We can get an indication of market expectations by looking at the P/E ratio. If you look at the image below, you can see Qantas Airways has a lower P/E than the average (11.1) in the airlines industry classification.
Qantas Airways’s P/E tells us that market participants think it will not fare as well as its peers in the same industry. Since the market seems unimpressed with Qantas Airways, it’s quite possible it could surprise on the upside. You should delve deeper. I like to check if company insiders have been buying or selling.
A Limitation: P/E Ratios Ignore Debt and Cash In The Bank
One drawback of using a P/E ratio is that it considers market capitalization, but not the balance sheet. That means it doesn’t take debt or cash into account. The exact same company would hypothetically deserve a higher P/E ratio if it had a strong balance sheet, than if it had a weak one with lots of debt, because a cashed up company can spend on growth.
While growth expenditure doesn’t always pay off, the point is that it is a good option to have; but one that the P/E ratio ignores.
Qantas Airways’s Balance Sheet
Net debt is 43% of Qantas Airways’s market cap. You’d want to be aware of this fact, but it doesn’t bother us.
The Bottom Line On Qantas Airways’s P/E Ratio
Qantas Airways trades on a P/E ratio of 10, which is below the AU market average of 16. EPS grew over the last twelve months, and debt levels are quite reasonable. If you believe growth will continue – or even increase – then the low P/E may signify opportunity.
When the market is wrong about a stock, it gives savvy investors an opportunity. If it is underestimating a company, investors can make money by buying and holding the shares until the market corrects itself. So this free visualization of the analyst consensus on future earnings could help you make the right decision about whether to buy, sell, or hold.
Of course, you might find a fantastic investment by looking at a few good candidates. So take a peek at this free list of companies with modest (or no) debt, trading on a P/E below 20.
We aim to bring you long-term focused research analysis driven by fundamental data. Note that our analysis may not factor in the latest price-sensitive company announcements or qualitative material.

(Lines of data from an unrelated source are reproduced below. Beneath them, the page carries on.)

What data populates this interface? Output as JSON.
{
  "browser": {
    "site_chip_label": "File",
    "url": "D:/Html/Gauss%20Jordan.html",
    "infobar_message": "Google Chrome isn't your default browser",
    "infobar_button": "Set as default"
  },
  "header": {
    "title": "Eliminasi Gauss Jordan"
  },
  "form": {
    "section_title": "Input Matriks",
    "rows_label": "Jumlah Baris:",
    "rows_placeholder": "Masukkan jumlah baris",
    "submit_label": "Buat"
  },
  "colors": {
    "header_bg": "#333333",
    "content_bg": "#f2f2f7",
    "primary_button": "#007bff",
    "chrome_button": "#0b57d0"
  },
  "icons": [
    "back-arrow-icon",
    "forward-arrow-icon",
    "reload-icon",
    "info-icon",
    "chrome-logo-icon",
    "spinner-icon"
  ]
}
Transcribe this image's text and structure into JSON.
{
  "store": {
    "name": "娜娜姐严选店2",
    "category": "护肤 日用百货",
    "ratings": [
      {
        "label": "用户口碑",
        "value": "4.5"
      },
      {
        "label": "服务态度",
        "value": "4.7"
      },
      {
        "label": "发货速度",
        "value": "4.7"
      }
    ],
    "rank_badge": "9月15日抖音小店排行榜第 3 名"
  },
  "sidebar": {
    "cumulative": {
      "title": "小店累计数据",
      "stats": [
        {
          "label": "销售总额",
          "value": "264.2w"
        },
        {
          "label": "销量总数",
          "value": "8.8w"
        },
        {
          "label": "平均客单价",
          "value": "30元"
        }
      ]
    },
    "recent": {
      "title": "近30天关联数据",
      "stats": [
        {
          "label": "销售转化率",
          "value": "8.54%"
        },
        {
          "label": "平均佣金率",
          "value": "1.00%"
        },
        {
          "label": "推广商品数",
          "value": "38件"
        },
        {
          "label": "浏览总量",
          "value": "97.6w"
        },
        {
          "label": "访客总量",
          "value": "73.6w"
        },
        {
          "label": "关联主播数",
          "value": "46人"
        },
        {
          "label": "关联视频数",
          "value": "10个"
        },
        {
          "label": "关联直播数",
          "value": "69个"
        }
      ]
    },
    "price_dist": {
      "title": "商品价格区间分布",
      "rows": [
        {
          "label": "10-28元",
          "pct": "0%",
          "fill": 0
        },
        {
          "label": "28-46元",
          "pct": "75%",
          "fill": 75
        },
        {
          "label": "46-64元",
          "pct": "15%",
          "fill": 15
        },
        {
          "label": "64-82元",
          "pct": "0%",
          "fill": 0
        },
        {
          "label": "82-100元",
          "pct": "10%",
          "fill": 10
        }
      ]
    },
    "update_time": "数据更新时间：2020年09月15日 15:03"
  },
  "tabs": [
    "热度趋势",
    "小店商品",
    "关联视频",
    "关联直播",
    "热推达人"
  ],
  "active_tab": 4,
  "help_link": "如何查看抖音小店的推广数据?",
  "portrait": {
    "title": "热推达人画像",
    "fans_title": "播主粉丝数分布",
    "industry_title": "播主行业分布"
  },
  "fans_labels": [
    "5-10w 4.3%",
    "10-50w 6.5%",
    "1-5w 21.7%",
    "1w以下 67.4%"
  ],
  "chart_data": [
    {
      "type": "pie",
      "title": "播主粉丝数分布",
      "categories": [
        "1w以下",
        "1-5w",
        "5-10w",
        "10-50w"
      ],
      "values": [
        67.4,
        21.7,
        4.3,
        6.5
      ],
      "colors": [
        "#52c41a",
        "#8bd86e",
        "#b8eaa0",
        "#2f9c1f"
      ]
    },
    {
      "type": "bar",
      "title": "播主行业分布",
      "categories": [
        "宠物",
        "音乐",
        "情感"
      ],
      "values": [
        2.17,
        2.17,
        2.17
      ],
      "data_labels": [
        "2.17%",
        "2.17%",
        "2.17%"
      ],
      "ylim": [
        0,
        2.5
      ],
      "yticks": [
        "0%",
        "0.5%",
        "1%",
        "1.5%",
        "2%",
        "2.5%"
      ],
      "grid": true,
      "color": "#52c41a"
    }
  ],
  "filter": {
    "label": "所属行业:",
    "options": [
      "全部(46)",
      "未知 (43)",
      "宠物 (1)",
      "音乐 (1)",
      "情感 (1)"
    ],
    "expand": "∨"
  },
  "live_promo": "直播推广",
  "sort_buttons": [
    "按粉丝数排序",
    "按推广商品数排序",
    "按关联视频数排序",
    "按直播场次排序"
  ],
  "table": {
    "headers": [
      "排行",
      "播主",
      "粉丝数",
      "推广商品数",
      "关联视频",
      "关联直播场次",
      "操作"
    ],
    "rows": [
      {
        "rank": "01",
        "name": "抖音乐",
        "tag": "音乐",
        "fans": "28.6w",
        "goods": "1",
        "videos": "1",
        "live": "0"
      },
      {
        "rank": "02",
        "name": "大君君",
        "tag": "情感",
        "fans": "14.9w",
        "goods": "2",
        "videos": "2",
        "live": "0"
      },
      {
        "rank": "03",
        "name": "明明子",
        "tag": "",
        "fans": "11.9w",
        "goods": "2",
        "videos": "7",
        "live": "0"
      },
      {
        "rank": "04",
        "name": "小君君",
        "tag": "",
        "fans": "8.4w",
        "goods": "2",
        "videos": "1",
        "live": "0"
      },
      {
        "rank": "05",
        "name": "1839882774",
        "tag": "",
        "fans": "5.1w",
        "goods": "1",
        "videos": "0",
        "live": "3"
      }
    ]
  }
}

If you spot an error that warrants correction, please contact the editor at firstname.lastname@example.org. This article by Simply Wall St is general in nature. It does not constitute a recommendation to buy or sell any stock, and does not take account of your objectives, or your financial situation. Simply Wall St has no position in the stocks mentioned. Thank you for reading.